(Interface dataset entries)
== == ==

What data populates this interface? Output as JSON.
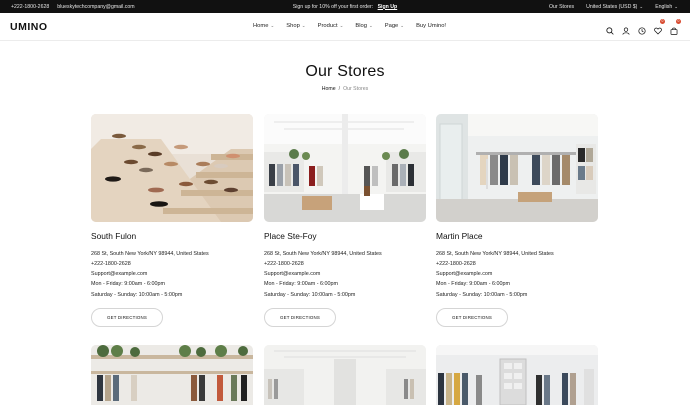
{
  "topbar": {
    "phone": "+222-1800-2628",
    "email": "blueskytechcompany@gmail.com",
    "promo": "Sign up for 10% off your first order:",
    "promo_link": "Sign Up",
    "our_stores": "Our Stores",
    "currency": "United States (USD $)",
    "language": "English"
  },
  "header": {
    "logo": "UMINO",
    "nav": [
      "Home",
      "Shop",
      "Product",
      "Blog",
      "Page",
      "Buy Umino!"
    ],
    "wishlist_count": "0",
    "cart_count": "0"
  },
  "page": {
    "title": "Our Stores",
    "breadcrumb_home": "Home",
    "breadcrumb_sep": "/",
    "breadcrumb_current": "Our Stores"
  },
  "stores": [
    {
      "name": "South Fulon",
      "address": "268 St, South New York/NY 98944, United States",
      "phone": "+222-1800-2628",
      "email": "Support@example.com",
      "weekday_hours": "Mon - Friday: 9:00am - 6:00pm",
      "weekend_hours": "Saturday - Sunday: 10:00am - 5:00pm",
      "button": "GET DIRECTIONS"
    },
    {
      "name": "Place Ste-Foy",
      "address": "268 St, South New York/NY 98944, United States",
      "phone": "+222-1800-2628",
      "email": "Support@example.com",
      "weekday_hours": "Mon - Friday: 9:00am - 6:00pm",
      "weekend_hours": "Saturday - Sunday: 10:00am - 5:00pm",
      "button": "GET DIRECTIONS"
    },
    {
      "name": "Martin Place",
      "address": "268 St, South New York/NY 98944, United States",
      "phone": "+222-1800-2628",
      "email": "Support@example.com",
      "weekday_hours": "Mon - Friday: 9:00am - 6:00pm",
      "weekend_hours": "Saturday - Sunday: 10:00am - 5:00pm",
      "button": "GET DIRECTIONS"
    }
  ],
  "icons": {
    "search": "search-icon",
    "account": "user-icon",
    "compare": "compare-icon",
    "wishlist": "heart-icon",
    "cart": "bag-icon"
  },
  "colors": {
    "topbar_bg": "#111111",
    "badge": "#d84a2f",
    "text": "#111111"
  }
}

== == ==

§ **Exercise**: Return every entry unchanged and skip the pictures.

§ **Response box**:
What data populates this interface? Output as JSON.
{
  "topbar": {
    "phone": "+222-1800-2628",
    "email": "blueskytechcompany@gmail.com",
    "promo": "Sign up for 10% off your first order:",
    "promo_link": "Sign Up",
    "our_stores": "Our Stores",
    "currency": "United States (USD $)",
    "language": "English"
  },
  "header": {
    "logo": "UMINO",
    "nav": [
      "Home",
      "Shop",
      "Product",
      "Blog",
      "Page",
      "Buy Umino!"
    ],
    "wishlist_count": "0",
    "cart_count": "0"
  },
  "page": {
    "title": "Our Stores",
    "breadcrumb_home": "Home",
    "breadcrumb_sep": "/",
    "breadcrumb_current": "Our Stores"
  },
  "stores": [
    {
      "name": "South Fulon",
      "address": "268 St, South New York/NY 98944, United States",
      "phone": "+222-1800-2628",
      "email": "Support@example.com",
      "weekday_hours": "Mon - Friday: 9:00am - 6:00pm",
      "weekend_hours": "Saturday - Sunday: 10:00am - 5:00pm",
      "button": "GET DIRECTIONS"
    },
    {
      "name": "Place Ste-Foy",
      "address": "268 St, South New York/NY 98944, United States",
      "phone": "+222-1800-2628",
      "email": "Support@example.com",
      "weekday_hours": "Mon - Friday: 9:00am - 6:00pm",
      "weekend_hours": "Saturday - Sunday: 10:00am - 5:00pm",
      "button": "GET DIRECTIONS"
    },
    {
      "name": "Martin Place",
      "address": "268 St, South New York/NY 98944, United States",
      "phone": "+222-1800-2628",
      "email": "Support@example.com",
      "weekday_hours": "Mon - Friday: 9:00am - 6:00pm",
      "weekend_hours": "Saturday - Sunday: 10:00am - 5:00pm",
      "button": "GET DIRECTIONS"
    }
  ],
  "icons": {
    "search": "search-icon",
    "account": "user-icon",
    "compare": "compare-icon",
    "wishlist": "heart-icon",
    "cart": "bag-icon"
  },
  "colors": {
    "topbar_bg": "#111111",
    "badge": "#d84a2f",
    "text": "#111111"
  }
}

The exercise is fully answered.